After working at a 911 call center for nearly 10 years, Alisha Coleman was fired. She says it's because of her period, and the American Civil Liberties Union is arguing gender discrimination is at play. In the brief, Coleman alleges that the Bobby Dodd Institute in Fort Benning, Georgia, gave her a disciplinary write up after the "sudden onset of her menstrual period" caused her to leak fluid onto her chair in August 2015. It happened again the following April, with menstrual fluid spotting the carpet as she made her way to the bathroom. She says she cleaned the spot with bleach, but was fired four days later for failing to "practice high standards of personal hygiene and maintain a clean, neat appearance while on duty."

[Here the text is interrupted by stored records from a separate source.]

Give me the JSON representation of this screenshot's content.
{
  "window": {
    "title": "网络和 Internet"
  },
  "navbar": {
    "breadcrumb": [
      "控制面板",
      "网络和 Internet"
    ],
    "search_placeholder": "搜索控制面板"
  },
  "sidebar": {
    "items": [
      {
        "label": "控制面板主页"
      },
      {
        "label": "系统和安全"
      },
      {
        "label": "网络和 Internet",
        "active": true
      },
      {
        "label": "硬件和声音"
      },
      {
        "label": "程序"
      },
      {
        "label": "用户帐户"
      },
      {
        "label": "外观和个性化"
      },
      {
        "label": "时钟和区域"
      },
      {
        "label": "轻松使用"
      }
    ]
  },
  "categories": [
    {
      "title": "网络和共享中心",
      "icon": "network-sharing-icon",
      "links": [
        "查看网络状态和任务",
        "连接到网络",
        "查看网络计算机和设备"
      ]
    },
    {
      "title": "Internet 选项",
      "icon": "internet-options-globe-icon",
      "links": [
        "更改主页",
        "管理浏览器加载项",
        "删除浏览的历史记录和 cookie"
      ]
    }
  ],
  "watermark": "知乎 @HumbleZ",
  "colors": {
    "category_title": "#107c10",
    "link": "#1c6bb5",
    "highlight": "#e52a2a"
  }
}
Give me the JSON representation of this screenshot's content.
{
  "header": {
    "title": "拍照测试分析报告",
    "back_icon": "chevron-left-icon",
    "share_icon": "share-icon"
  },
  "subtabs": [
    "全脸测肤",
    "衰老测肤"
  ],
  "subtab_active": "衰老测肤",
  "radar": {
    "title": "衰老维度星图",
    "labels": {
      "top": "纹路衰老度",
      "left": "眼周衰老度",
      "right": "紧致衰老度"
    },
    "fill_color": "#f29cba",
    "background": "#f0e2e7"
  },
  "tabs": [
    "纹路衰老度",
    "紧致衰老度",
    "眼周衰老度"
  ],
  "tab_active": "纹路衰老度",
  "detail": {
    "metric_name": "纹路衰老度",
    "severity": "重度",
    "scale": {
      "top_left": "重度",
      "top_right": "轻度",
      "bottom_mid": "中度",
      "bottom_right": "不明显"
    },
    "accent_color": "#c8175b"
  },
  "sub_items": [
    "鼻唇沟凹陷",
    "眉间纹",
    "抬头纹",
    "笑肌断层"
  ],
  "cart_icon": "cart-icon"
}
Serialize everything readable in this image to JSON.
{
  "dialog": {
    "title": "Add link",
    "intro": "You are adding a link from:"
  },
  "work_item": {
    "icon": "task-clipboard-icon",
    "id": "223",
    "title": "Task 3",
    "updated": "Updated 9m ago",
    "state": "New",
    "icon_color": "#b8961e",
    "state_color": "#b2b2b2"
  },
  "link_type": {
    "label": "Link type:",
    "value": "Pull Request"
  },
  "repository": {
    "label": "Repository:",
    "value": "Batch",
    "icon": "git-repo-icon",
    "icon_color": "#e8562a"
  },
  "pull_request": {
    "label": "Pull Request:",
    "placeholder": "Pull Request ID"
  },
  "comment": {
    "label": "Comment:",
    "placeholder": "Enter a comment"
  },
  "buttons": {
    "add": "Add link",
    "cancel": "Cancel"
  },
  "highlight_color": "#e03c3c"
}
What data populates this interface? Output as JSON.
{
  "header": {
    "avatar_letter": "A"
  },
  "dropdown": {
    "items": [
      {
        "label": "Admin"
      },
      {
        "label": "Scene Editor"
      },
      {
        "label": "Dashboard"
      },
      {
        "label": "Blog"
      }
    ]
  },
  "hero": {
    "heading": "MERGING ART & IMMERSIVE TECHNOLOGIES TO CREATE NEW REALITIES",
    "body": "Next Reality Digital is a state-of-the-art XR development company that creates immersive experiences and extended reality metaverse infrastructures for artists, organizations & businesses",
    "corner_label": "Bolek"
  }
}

The ACLU calls Coleman's firing "wrong and illegal under federal law," citing Title VII of the Civil Rights Act, which bans workplace discrimination based on sex. The crux of the case is that sudden heavy menstrual flow is a symptom of pre-menopause. The New York Daily News reports that Coleman's case was first dismissed by a district court that found the law does not protect the condition of pre-menopause, but the ACLU argues that it fits under Title VII, which prohibits discrimination due to "pregnancy, childbirth and related conditions." USA Today reports that Bobby Dodd has issued a statement saying "there is more to this story than is being portrayed by those who are suing us." (One company actually gives women time off for their periods.)